Now? They happened on Herschel Street, in Riverside. In a house, presumably. In a neighborhood where the houses are a few yards apart. Over a period spanning two decades. Where, presumably, this would have been noticed.
It’s clear that something went horribly wrong in this man’s life. It’s also clear that based on the week he’s been in the public eye, his narrative has shifted at every turn.
He said he moved to Miami on his Facebook; he didn’t.
He changed his look for the WJXT spot, going from the leather look to more of a Ned Flanders style.
And he changed his story.
I’ve talked to people on Council about this incident. Wherever they fall on the HRO, they are appalled.
As they should be. Bay’s narratives have been appalling.
And, it must be stressed, inconsistent.
Inconsistent in terms of logic and veracity.
And inconsistent in that neither of the lurid scenarios he describes (himself as a bathroom predator, and the current one where he was a sex slave) has anything to do with the modest protections being discussed in the expansion of the Human Rights Ordinance.
Logically, we know that.
But the emotionalism of Bay and so many on the anti-HRO expansion side has contravened logic.
It has turned a public policy debate, one completed in many cities in Florida, two decades ago in Tampa, into some lurid, distortionist narrative more worthy of a Jack Chick Tract than Jacksonville.
Council President Greg Anderson, on Tuesday, talked about his plan for the Committee of the Whole legislation.
Anderson, one of the most decent and fair people in public life in Jacksonville, wants a civil process, one befitting a major city that seeks to be a global economic force, in which people who disagree still respect each other.
Lurid narratives, such as the one Bay advanced, and the one he is now advancing, contravene that process.
We are talking about extending protections in terms of employment, housing, and public accommodations for LGBT people, ensuring that their civil rights are protected.
That debate has become conflated by the Christian Right. It seems to be a rhetorical strategy in a pitched political battle.
Part of the strategy of conflation: instead of talking about the need for the legislation, weighing it against small-government objections, we instead see news cycle after news cycle dominated by whatever happened to Mr. Bay.

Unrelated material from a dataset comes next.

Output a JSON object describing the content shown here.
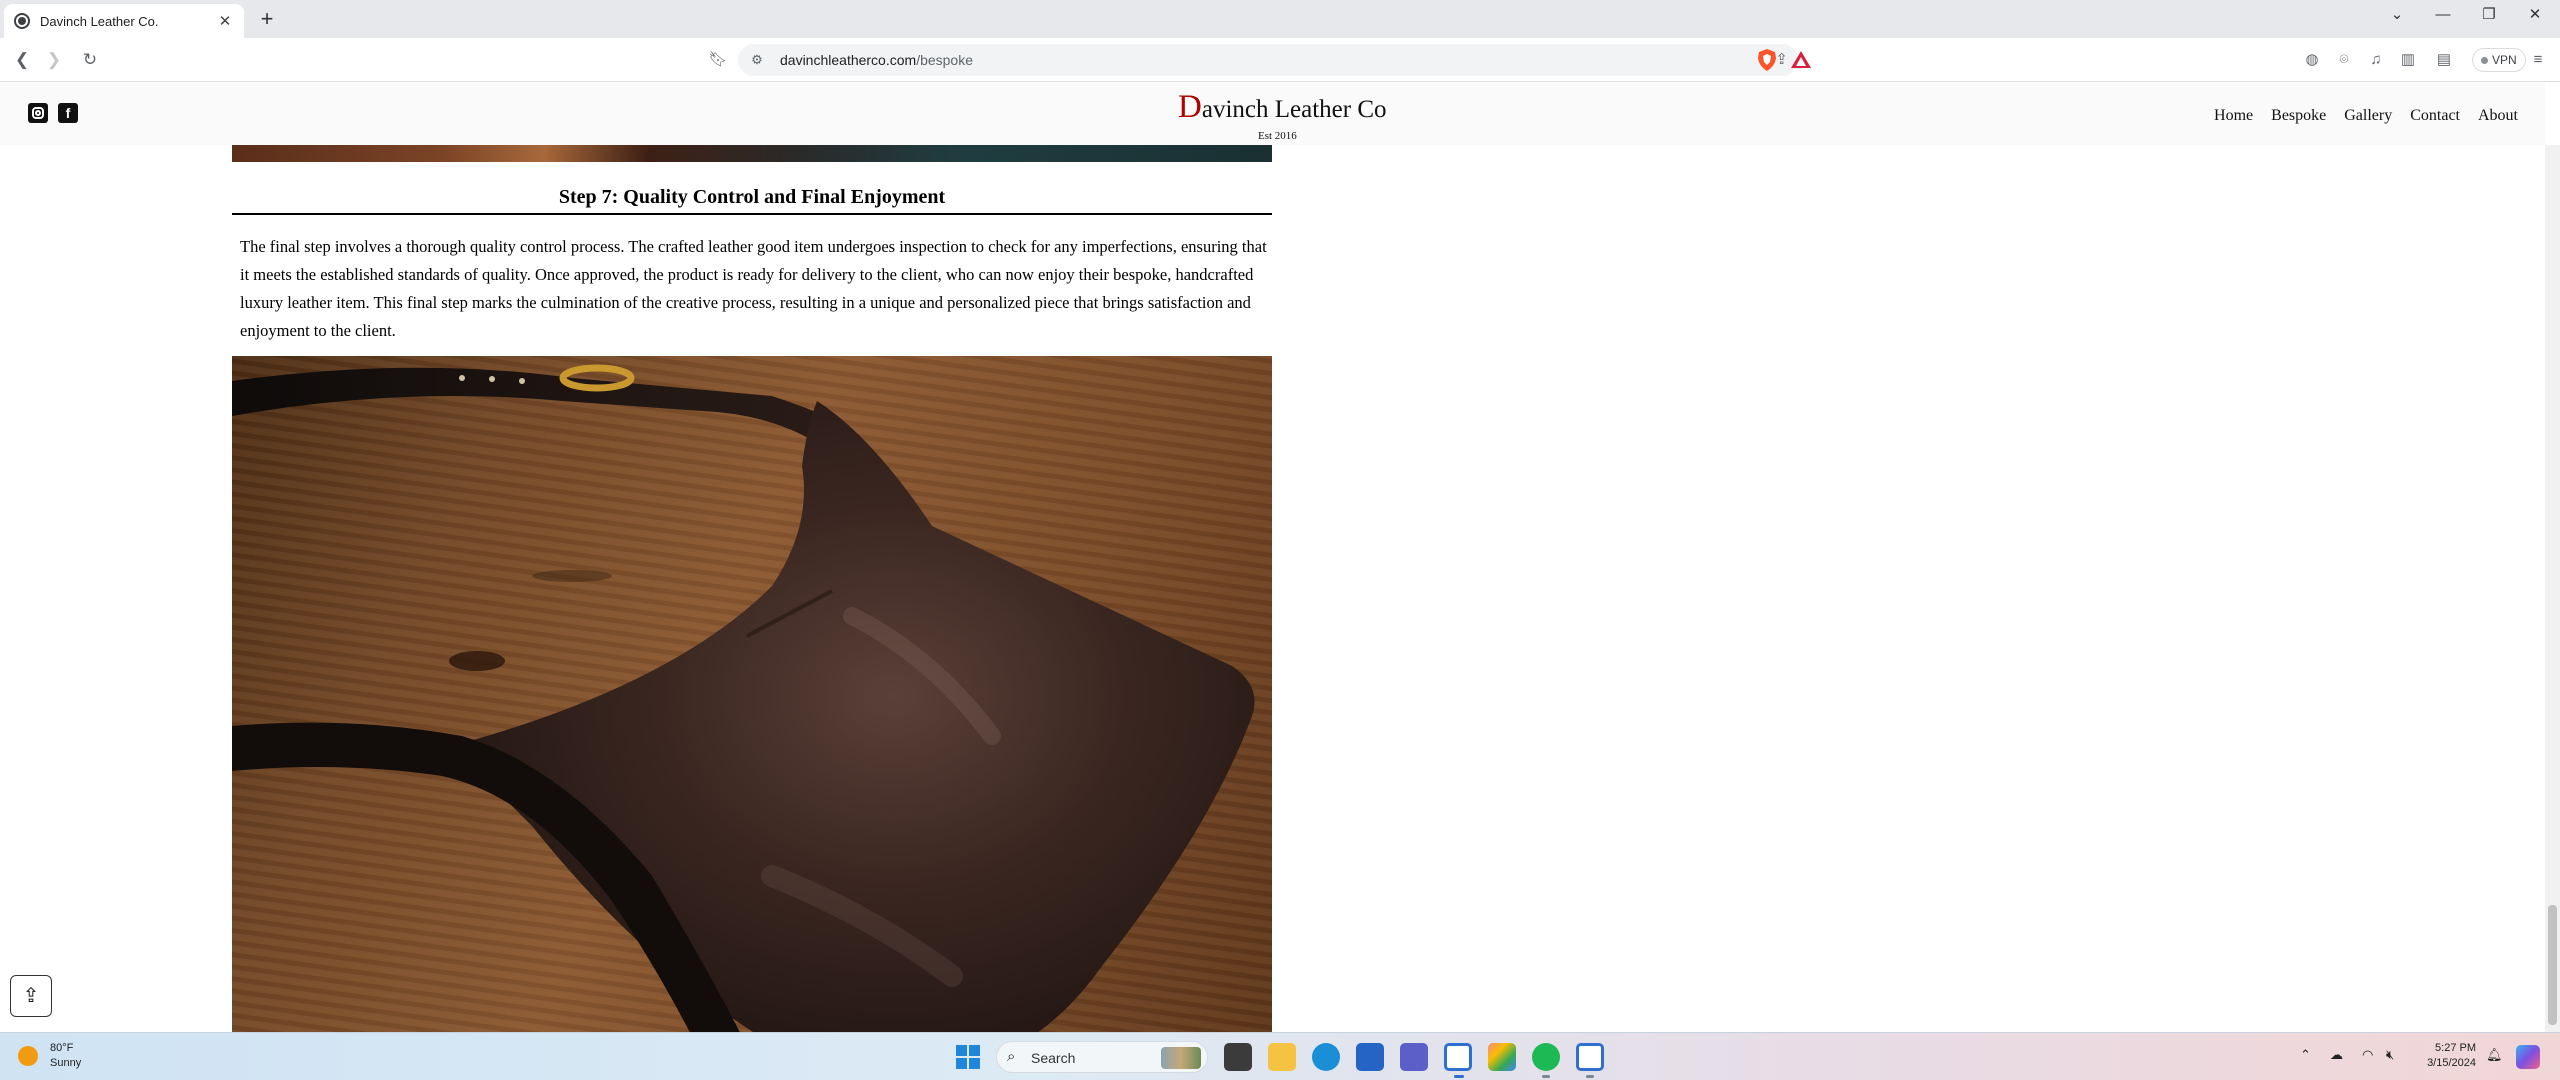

There are people in 2016 who are dealing with job and housing insecurity because they don’t fit into the heteronormative paradigm.
These stories aren’t the ones being told in the local media.
In the end, whether Bay gets the Salvation he clearly seeks is between him and his God.
Whether he finds succor at the Evangel Temple is up to Garry Wiggins.
But what is clear is this.
Bay’s performance at public comment, and the last week since, have delineated a flawed process in Jacksonville relative to the HRO expansion.
We saw the smoke and mirrors act of 2012.
And now? We’re getting a lot of talk, and a grand total of two legislators willing to unequivocally say that there must be movement on the HRO.
You might as well send Roy Bay on a Chamber Leadership trip.
Because right now, and for the last week, he has been at the top of search results, read about in Gawker and God knows where else.
The face of prejudice and hatred and conflation is not the face Jacksonville wants to show the world.
However, we have no content filter that can hide it.
To present to the world, we need to clean up the mess in our yard.
The mess that has been with us well before Consolidation.
The mess that is created when the demagogues carry arguments, and the sober realists stand off to the side.